> _BRIEF_: Find all the lines in the material below with the word "스트레스", and copy them.

DATASET RECORDS START

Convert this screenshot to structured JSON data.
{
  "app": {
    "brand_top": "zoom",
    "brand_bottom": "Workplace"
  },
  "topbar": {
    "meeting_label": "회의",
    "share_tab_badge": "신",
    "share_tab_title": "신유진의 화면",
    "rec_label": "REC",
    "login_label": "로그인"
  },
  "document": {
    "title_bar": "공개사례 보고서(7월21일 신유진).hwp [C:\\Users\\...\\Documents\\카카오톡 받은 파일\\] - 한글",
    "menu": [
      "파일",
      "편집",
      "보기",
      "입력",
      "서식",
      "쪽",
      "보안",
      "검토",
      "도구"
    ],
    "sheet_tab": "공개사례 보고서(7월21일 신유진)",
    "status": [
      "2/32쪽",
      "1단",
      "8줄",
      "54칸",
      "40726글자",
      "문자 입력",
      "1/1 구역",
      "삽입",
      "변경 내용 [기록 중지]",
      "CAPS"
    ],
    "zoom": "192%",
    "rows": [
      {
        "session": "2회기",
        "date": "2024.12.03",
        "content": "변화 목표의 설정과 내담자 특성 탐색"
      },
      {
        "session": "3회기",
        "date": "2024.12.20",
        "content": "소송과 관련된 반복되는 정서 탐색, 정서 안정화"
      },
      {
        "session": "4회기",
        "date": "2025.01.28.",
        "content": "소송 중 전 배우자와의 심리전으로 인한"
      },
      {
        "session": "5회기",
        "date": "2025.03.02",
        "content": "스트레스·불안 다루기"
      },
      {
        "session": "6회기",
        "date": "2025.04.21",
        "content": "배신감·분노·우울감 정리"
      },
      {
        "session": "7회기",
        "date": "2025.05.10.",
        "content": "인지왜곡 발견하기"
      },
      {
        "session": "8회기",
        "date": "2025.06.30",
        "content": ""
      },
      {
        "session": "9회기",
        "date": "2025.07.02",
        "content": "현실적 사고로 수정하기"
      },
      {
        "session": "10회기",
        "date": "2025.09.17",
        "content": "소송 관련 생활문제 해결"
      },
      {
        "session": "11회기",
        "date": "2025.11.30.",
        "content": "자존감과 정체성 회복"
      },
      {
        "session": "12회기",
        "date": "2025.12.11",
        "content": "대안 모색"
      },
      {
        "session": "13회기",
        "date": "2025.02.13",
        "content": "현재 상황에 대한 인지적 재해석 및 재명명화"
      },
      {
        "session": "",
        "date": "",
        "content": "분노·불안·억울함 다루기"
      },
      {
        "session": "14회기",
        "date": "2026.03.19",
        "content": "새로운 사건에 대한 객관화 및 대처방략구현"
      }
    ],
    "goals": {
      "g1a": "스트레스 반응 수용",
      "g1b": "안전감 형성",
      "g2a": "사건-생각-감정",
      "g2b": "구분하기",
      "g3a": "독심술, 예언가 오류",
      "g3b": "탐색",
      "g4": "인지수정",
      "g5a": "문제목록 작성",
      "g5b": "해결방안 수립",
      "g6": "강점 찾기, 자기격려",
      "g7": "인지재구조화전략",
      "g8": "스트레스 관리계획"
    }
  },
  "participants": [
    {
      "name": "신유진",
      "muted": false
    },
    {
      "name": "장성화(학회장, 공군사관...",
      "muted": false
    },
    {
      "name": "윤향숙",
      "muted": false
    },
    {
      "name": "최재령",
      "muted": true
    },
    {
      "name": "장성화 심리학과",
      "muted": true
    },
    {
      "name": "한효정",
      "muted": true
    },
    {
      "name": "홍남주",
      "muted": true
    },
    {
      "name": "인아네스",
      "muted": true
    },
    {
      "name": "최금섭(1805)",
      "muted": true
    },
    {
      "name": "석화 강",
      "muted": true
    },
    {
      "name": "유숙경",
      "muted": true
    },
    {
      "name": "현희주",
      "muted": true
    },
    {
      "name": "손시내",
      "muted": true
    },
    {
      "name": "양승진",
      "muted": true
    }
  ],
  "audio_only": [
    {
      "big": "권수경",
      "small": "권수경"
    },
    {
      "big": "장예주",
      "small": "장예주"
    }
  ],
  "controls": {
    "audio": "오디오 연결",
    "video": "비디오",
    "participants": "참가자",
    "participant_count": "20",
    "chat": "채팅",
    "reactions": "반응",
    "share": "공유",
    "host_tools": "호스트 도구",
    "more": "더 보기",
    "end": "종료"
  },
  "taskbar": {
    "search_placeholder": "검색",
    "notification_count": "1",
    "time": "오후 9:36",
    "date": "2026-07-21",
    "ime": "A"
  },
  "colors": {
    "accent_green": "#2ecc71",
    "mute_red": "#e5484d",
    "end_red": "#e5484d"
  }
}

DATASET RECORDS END

> _EXERCISE ANSWER_:
        "content": "스트레스·불안 다루기"
      "g1a": "스트레스 반응 수용",
      "g8": "스트레스 관리계획"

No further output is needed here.